In consequence of the Cromwellian persecution nearly all the bishops and a large body of the clergy, both secular and regular, had been driven from Ireland, but after the accession of Charles, who was known to be personally friendly to the Catholics, many of them began to return. It would be a mistake, however, to imagine that the persecution had ceased, or that the laws against the clergy were not put in force in several districts. Ormond returned to Ireland as hostile to Catholicity as he had been before he was driven into exile; and as he thought that he had a particular grievance against the Irish bishops he was determined to stir up the clergy against them, to divide the Catholics into warring factions, and by favouring one side to create a royalist Catholic party as distinct from the ultramontane or papal party. For this work he had at hand a useful instrument in the person of Father Peter Walsh, a Franciscan friar, who had distinguished himself as a bitter opponent of the nuncio and as a leader of the Ormondist faction in the Supreme Council.
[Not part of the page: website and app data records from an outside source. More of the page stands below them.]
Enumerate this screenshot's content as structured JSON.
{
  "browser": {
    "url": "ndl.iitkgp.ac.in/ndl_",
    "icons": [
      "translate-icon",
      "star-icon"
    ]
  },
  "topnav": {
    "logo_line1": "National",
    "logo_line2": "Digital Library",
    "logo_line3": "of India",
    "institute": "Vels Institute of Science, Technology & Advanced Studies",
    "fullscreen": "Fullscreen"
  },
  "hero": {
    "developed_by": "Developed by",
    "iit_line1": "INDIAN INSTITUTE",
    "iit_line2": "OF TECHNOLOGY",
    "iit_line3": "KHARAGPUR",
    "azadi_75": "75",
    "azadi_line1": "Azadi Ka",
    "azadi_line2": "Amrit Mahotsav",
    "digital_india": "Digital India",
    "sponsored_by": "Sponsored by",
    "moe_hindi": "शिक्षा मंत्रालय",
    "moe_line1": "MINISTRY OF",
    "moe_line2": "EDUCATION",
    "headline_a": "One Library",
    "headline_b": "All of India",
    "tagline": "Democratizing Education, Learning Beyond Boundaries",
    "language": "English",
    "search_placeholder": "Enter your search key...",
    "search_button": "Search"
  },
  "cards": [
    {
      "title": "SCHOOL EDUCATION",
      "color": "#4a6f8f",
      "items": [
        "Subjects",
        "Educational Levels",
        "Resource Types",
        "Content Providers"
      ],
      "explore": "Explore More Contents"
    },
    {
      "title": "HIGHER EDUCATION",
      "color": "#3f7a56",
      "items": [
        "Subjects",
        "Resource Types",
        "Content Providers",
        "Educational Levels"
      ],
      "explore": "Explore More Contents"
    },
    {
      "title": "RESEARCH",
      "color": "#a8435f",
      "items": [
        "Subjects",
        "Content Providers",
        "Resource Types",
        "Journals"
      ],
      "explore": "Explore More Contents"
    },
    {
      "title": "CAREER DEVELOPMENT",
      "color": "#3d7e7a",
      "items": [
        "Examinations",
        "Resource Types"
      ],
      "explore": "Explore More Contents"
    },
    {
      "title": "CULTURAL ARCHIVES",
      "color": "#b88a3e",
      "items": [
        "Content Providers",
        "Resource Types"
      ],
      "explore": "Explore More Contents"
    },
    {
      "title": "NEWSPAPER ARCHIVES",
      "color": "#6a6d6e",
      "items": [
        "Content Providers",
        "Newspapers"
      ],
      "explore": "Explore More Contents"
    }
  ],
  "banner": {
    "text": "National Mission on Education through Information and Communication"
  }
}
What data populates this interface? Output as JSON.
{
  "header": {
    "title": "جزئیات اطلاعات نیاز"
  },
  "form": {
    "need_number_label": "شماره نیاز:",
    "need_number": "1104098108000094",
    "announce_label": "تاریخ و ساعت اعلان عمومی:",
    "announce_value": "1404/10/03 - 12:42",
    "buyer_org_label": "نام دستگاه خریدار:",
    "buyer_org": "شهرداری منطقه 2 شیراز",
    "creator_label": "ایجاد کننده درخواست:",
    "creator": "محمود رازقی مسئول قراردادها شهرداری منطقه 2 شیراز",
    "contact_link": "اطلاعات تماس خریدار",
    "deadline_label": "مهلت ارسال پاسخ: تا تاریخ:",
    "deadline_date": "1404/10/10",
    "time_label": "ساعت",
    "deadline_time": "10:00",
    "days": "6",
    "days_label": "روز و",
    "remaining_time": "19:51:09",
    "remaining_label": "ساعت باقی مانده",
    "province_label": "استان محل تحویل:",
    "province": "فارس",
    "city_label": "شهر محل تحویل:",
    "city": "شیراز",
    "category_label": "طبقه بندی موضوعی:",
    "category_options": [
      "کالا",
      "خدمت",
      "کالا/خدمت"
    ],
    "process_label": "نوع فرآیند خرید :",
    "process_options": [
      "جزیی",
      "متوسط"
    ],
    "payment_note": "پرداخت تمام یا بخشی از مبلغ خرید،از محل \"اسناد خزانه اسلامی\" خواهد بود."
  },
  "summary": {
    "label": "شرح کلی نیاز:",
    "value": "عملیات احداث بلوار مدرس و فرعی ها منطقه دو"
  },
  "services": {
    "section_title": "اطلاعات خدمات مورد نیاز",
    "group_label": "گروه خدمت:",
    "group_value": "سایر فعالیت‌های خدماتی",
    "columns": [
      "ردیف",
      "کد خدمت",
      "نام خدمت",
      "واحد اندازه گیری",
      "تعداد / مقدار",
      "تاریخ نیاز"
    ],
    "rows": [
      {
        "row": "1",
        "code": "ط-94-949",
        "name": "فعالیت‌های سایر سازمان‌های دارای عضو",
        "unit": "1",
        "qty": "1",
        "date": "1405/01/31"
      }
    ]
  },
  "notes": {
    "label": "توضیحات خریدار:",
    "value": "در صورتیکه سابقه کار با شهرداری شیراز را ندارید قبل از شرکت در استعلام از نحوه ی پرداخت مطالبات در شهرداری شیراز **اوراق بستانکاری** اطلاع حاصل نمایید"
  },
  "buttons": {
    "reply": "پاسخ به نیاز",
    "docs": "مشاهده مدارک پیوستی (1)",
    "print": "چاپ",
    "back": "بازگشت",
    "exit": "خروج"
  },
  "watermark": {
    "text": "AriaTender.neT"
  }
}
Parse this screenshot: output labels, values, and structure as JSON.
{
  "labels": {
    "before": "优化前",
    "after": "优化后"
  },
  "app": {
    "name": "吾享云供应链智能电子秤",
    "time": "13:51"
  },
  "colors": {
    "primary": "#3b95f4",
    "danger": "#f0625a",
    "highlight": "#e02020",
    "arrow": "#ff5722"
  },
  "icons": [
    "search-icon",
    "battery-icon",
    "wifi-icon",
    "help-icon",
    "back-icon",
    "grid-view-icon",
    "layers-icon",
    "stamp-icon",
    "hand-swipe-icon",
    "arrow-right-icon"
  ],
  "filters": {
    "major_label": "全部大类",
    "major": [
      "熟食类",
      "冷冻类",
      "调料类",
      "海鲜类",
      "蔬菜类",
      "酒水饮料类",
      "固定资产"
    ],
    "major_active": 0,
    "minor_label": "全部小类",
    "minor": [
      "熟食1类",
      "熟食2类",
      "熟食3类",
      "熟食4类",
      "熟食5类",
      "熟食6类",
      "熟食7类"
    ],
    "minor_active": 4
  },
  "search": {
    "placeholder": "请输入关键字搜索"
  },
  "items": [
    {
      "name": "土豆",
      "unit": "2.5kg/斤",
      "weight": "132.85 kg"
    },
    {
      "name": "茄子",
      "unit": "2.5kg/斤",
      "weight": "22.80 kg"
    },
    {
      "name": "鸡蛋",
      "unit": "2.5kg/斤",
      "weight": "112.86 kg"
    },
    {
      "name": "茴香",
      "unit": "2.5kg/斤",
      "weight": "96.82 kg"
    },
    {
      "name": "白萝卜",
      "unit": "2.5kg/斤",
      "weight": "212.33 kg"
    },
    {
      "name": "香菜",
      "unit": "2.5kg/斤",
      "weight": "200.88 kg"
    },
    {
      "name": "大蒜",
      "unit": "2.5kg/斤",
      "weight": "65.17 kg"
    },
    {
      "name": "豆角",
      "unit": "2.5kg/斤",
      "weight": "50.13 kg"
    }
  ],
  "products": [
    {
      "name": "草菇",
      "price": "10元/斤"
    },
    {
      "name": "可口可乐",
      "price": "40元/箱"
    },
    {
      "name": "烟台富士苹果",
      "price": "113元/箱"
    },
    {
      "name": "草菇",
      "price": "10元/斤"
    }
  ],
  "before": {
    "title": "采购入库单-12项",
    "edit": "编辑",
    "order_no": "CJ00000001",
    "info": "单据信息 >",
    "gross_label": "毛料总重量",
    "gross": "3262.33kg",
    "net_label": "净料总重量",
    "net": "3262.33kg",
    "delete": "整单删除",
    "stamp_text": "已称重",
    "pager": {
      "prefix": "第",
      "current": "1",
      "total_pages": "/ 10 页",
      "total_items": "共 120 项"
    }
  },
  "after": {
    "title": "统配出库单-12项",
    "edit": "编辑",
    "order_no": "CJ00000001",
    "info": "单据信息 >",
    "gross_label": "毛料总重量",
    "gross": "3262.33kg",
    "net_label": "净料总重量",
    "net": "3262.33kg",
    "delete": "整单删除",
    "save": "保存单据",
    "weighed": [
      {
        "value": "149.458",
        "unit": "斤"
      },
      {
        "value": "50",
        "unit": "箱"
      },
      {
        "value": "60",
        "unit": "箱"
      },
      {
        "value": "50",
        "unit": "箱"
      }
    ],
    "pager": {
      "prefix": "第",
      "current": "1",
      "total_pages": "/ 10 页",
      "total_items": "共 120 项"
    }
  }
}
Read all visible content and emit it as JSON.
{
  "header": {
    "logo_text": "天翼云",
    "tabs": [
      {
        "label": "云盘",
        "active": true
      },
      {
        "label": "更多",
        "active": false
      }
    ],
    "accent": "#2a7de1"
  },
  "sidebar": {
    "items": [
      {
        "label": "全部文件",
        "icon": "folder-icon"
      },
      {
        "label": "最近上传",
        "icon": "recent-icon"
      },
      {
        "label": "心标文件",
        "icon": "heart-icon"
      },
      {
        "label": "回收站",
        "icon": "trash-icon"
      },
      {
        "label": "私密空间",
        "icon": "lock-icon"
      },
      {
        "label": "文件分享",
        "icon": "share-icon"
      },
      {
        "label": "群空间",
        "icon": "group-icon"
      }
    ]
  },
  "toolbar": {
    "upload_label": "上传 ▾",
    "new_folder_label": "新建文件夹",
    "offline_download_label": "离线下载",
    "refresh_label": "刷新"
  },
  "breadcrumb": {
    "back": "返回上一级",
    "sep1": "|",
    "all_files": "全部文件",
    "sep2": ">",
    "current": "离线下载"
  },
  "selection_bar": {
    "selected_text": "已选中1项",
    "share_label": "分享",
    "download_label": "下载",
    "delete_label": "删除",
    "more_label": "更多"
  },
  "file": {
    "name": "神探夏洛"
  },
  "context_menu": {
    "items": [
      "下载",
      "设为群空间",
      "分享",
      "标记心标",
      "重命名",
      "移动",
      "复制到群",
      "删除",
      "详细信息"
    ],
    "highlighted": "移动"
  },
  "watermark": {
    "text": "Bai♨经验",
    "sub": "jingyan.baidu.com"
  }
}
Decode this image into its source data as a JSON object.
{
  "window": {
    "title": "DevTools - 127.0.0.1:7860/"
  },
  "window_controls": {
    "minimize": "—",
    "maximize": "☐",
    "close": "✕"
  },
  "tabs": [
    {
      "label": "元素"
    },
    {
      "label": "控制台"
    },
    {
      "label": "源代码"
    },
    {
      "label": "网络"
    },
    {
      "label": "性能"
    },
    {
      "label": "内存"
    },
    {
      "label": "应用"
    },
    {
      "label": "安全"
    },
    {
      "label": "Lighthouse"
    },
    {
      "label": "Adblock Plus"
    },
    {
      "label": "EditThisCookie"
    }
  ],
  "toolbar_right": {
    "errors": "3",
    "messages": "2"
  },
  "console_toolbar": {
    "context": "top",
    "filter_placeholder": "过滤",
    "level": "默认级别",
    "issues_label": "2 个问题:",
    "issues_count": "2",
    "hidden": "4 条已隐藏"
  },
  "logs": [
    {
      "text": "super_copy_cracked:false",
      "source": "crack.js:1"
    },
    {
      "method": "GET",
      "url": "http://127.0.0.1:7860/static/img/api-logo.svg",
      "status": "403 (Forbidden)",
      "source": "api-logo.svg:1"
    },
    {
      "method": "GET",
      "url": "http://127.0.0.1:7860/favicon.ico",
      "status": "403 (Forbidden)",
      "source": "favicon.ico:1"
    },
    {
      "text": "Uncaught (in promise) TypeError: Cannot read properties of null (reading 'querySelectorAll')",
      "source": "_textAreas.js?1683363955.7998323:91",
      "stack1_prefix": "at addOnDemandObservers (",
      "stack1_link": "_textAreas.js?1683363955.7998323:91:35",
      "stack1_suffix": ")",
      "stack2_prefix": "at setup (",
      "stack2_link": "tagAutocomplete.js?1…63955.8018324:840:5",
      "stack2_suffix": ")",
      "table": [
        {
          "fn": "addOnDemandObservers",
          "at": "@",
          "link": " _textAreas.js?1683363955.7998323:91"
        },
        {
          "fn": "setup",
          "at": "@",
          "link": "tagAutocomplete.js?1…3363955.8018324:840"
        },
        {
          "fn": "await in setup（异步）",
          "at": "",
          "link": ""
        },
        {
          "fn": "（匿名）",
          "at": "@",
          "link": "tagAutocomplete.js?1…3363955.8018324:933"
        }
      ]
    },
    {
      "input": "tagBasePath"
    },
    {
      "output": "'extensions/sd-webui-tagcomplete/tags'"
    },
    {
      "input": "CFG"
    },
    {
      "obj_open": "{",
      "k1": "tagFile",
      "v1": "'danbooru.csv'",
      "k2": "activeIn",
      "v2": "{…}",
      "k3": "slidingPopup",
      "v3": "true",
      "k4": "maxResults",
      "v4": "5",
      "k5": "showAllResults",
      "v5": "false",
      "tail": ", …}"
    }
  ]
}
In 1661 it was determined by some leading members, both lay and clerical, to present an address of welcome to Charles II., but by the influence of Walsh and others the address, instead of being a mere protestation of loyalty, was framed on the model of the Oath of Allegiance (1605), which had been condemned more than once by the Pope. Many of the Catholic lords indicated their agreement with this address or Remonstrance, as it was called, and some of the clergy, deceived by the counsels of Father Walsh, expressed their willingness to adhere to its terms. Ormond, who spent money freely in subsidising Walsh and his supporters, had good reason to be delighted with the success of his schemes. Grave disputes broke out among the clergy, which the government took care to foment by patronising the Remonstrants and by wreaking its vengeance on the anti-Remonstrants on the grounds of their alleged disloyalty. To bring matters to a crisis it was arranged by Walsh and Ormond that a meeting of the bishops, vicars, and heads of religious orders should be held in Dublin (June 1666). In addition to Dr. O'Reilly, Archbishop of Armagh, Bishops Plunkett of Ardagh, and Lynch of Kilfenora, there were present a number of vicars of vacant dioceses together with representatives of the Franciscans, Dominicans, Augustinians, Capuchins, and Jesuits. Dr. O'Reilly spoke strongly against the terms of the Remonstrance as being highly disrespectful to the Pope, and the majority of those present supported his contention. They expressed their willingness to present an address of loyalty from which the objectionable clauses should be omitted. But Walsh, dissatisfied with anything but a complete submission, shifted the ground of the debate, by endeavouring to secure the acceptance of the assembly of the pro-Gallican declaration of the Sorbonne (1663). Even still his efforts were far from being successful, and the meeting was dissolved by Ormond. The primate was kept a prisoner in Dublin for some months, and then transported to the Continent, while the other members present were obliged to make their escape from Ireland or to go into hiding. By orders of Ormond close watch was kept upon the clergy who sided against the Remonstrance, and many of them were thrown into prison.鈥淏鈥檛